Likewise, optional and experimental packages can be requested to be uninstalled at the next run of make by using disableSPKG options.
For developers and packagers
Happy news! The configuration file
src/bin/sageenvconfig (installed as $SAGE_LOCAL/bin/sageenvconfig)
(introduced 4 years ago in Trac #21479) finally has some company. Two new configuration files, also generated by the Sage distribution's ./configure script, are taking over some of its duties.
build/bin/sagebuildenvconfig (not installed) provides configuration variables that are used only while building packages.
build/pkgs/sage_conf/src/sage_conf.py (installed as Python module sage_conf) provides configuration variables that are needed by the Sage library runtime, but are not needed in the form of environment variables. (They are available to the Sage library even when it is imported into a Python running outside of the environment set up by sageenv.)
See Metaticket #21707: Split sageenv into 5 to clean up sage configuration for details and planned future work.
Spring cleaning
Trac #29406: Remove documentation on creating oldstyle SPKGs, Trac #29383: Remove related scripts
Remove numerous deprecated items, fix coding style, refactoring
Availability of Sage 9.1 and installation help
Source code
Sage 9.1 has been tagged in the sage git repository, and the selfcontained source tarballs are available for download.
Sage 9.1 has been tested to compile from source on a wide variety of platforms, including:

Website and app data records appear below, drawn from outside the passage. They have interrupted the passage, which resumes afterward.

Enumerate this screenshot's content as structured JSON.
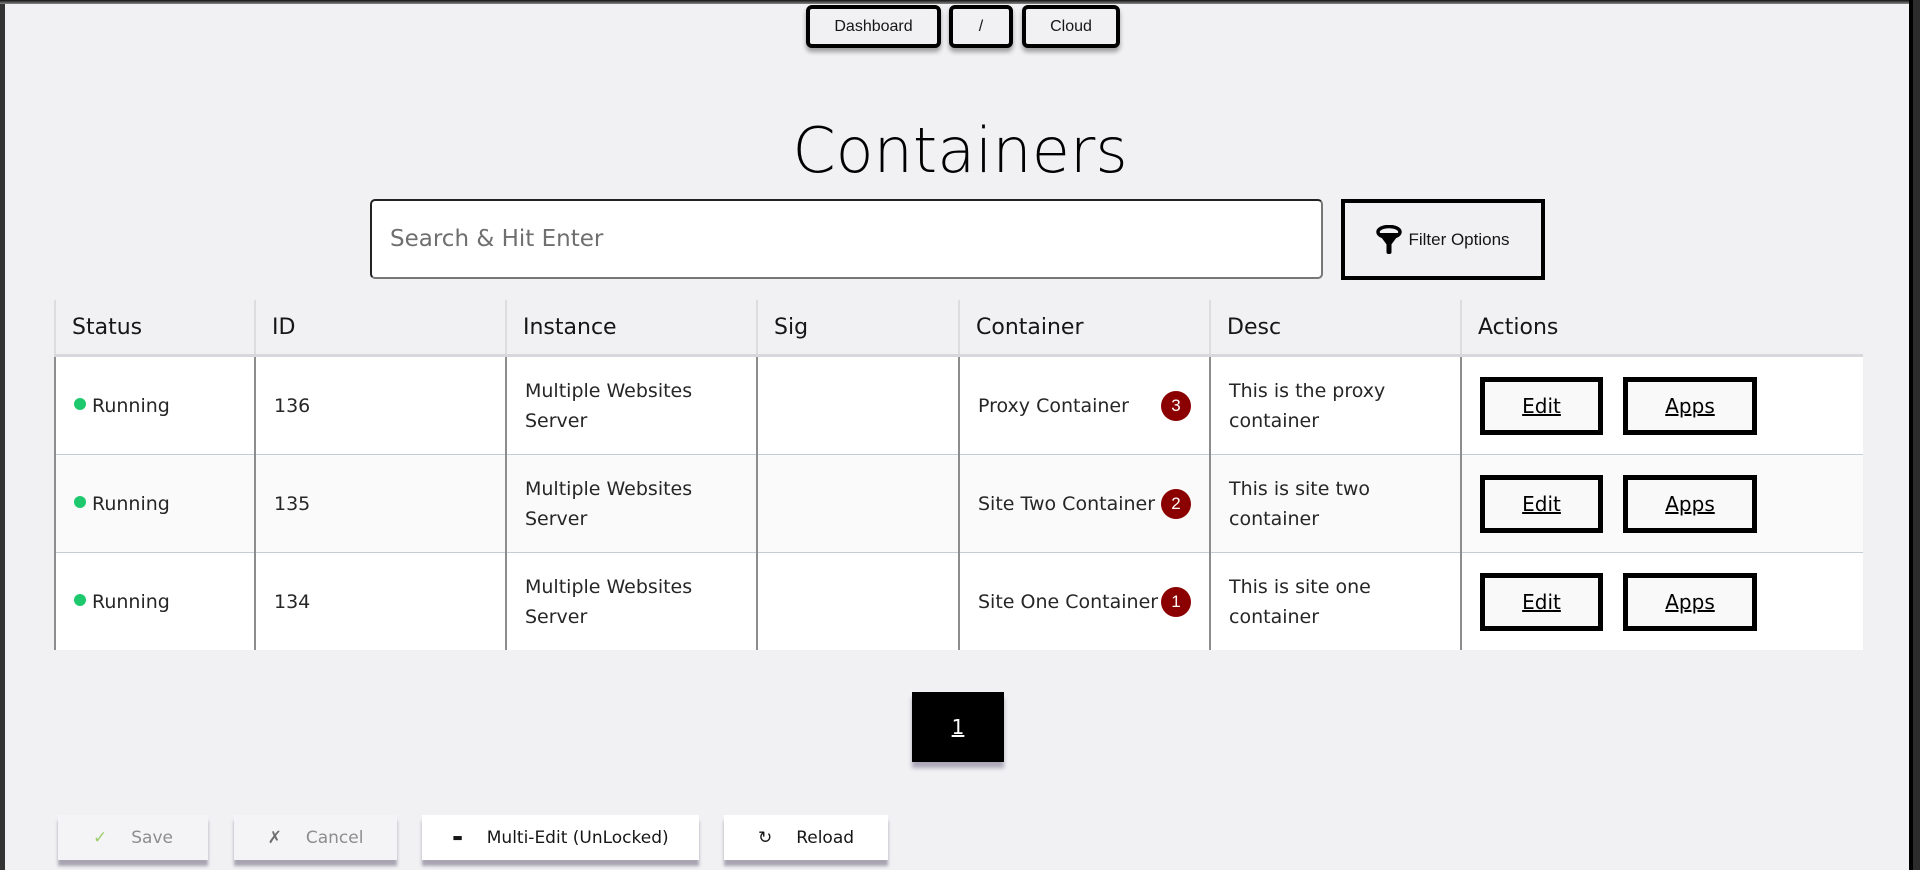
{
  "breadcrumb": {
    "items": [
      {
        "label": "Dashboard"
      },
      {
        "label": "/"
      },
      {
        "label": "Cloud"
      }
    ]
  },
  "header": {
    "title": "Containers"
  },
  "search": {
    "placeholder": "Search & Hit Enter",
    "value": ""
  },
  "filter": {
    "label": "Filter Options",
    "icon": "funnel-icon"
  },
  "table": {
    "columns": [
      "Status",
      "ID",
      "Instance",
      "Sig",
      "Container",
      "Desc",
      "Actions"
    ],
    "rows": [
      {
        "status": "Running",
        "id": "136",
        "instance": "Multiple Websites Server",
        "sig": "",
        "container": "Proxy Container",
        "badge": "3",
        "desc": "This is the proxy container",
        "edit": "Edit",
        "apps": "Apps"
      },
      {
        "status": "Running",
        "id": "135",
        "instance": "Multiple Websites Server",
        "sig": "",
        "container": "Site Two Container",
        "badge": "2",
        "desc": "This is site two container",
        "edit": "Edit",
        "apps": "Apps"
      },
      {
        "status": "Running",
        "id": "134",
        "instance": "Multiple Websites Server",
        "sig": "",
        "container": "Site One Container",
        "badge": "1",
        "desc": "This is site one container",
        "edit": "Edit",
        "apps": "Apps"
      }
    ]
  },
  "pagination": {
    "current": "1"
  },
  "toolbar": {
    "save": {
      "label": "Save",
      "icon": "✓"
    },
    "cancel": {
      "label": "Cancel",
      "icon": "✗"
    },
    "multi_edit": {
      "label": "Multi-Edit (UnLocked)",
      "icon": "▬"
    },
    "reload": {
      "label": "Reload",
      "icon": "↻"
    }
  },
  "colors": {
    "status_running": "#1ec96d",
    "badge": "#8b0000",
    "background": "#f1f1f3"
  }
}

 Linux 64bit (x86_64)
 ubuntu{trusty,xenial,bionic,eoan,focal},
 debian{jessie,stretch,buster,bullseye,sid},
 linuxmint{17,18,19,19.3},
 fedora{26,27,28,29,30,31,32},
 centos{7,8},
 archlinux,
 slackware14.2.
 Linux 32bit (i386)
 debianbuster
 ubuntueoan
 macOS
 Windows (Cygwin64).
Binaries
Binary distributions are available for some Linux systems and for macOS, as well as a Windows installer package.
Availability in distributions
Sage 9.1 is already available in some rolling Linux distributions and as a Homebrew Cask, see repology.org: sagemath
Installation FAQ
See README.md in the source distribution for installation instructions; for more details, see the SageMath Installation Guide (updated for 9.1).
See sagerelease, sagedevel.